▶ **ACTIVITY**
Scan the listing below. Return every line containing the string "Apathetic".

***** SOURCE MATERIAL

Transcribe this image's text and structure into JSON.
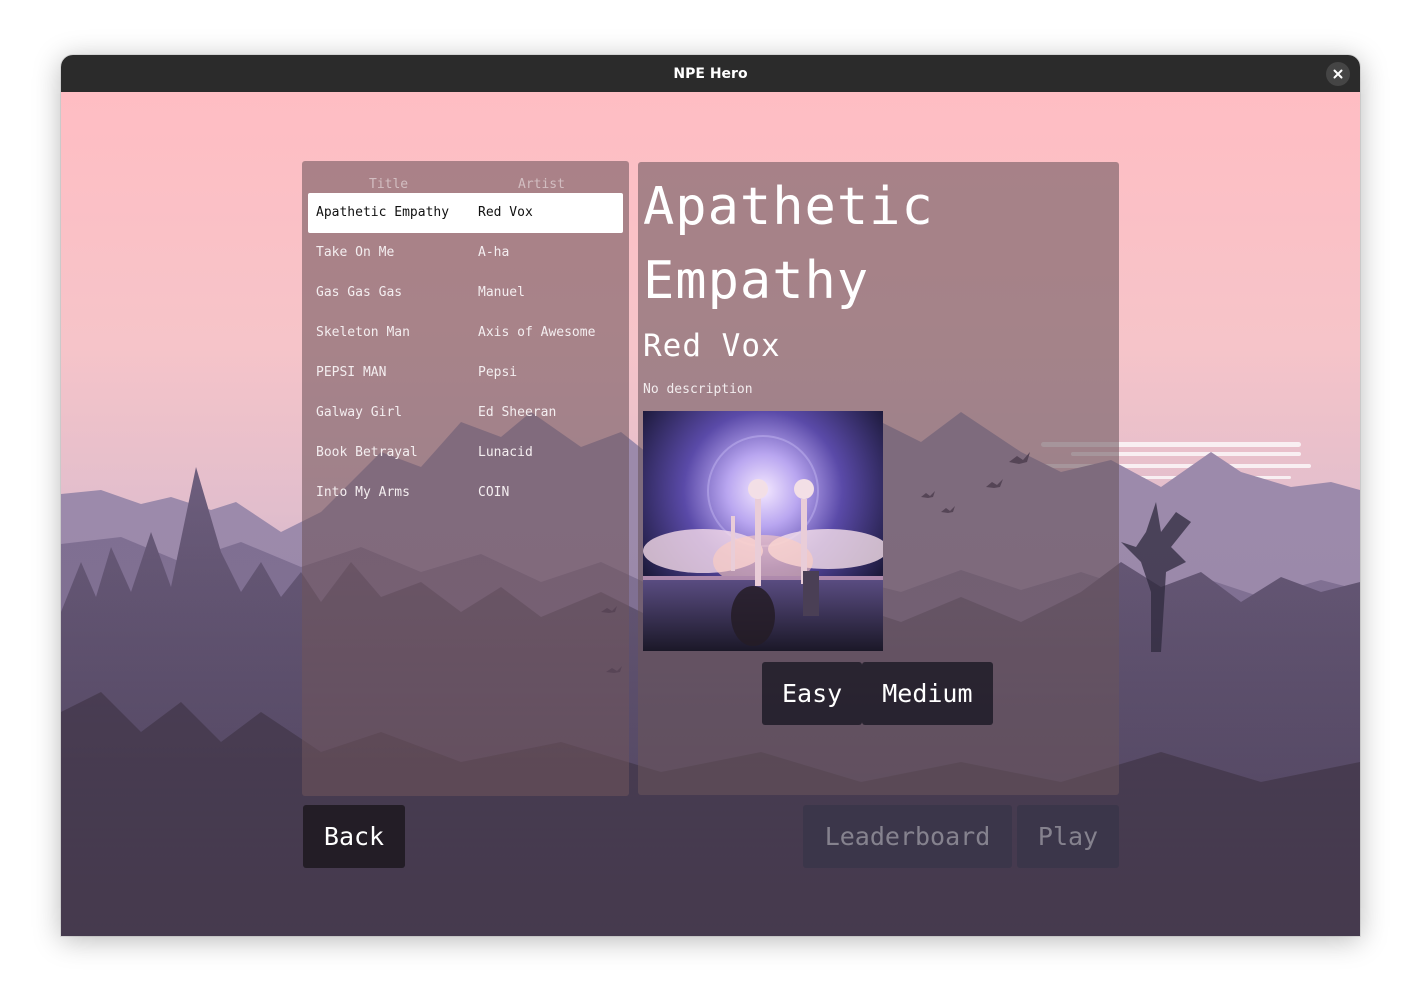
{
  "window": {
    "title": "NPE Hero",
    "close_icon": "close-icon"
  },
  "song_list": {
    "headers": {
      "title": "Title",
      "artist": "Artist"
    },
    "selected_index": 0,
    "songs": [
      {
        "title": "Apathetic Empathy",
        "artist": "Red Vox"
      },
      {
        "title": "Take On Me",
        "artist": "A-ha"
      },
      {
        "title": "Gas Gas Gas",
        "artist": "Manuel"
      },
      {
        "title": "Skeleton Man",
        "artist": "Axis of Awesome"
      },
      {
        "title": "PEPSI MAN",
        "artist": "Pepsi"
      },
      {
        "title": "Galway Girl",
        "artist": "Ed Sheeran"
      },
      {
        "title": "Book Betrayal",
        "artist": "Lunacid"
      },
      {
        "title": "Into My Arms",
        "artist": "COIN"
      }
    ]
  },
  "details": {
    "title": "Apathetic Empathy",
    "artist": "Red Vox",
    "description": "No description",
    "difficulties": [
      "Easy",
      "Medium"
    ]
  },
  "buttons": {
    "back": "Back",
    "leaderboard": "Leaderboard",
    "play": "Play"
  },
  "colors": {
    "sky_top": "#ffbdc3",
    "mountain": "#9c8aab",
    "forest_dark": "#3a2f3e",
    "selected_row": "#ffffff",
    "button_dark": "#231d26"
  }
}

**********

▶ **ANSWER TO THIS TASK**
        "title": "Apathetic Empathy",
    "title": "Apathetic Empathy",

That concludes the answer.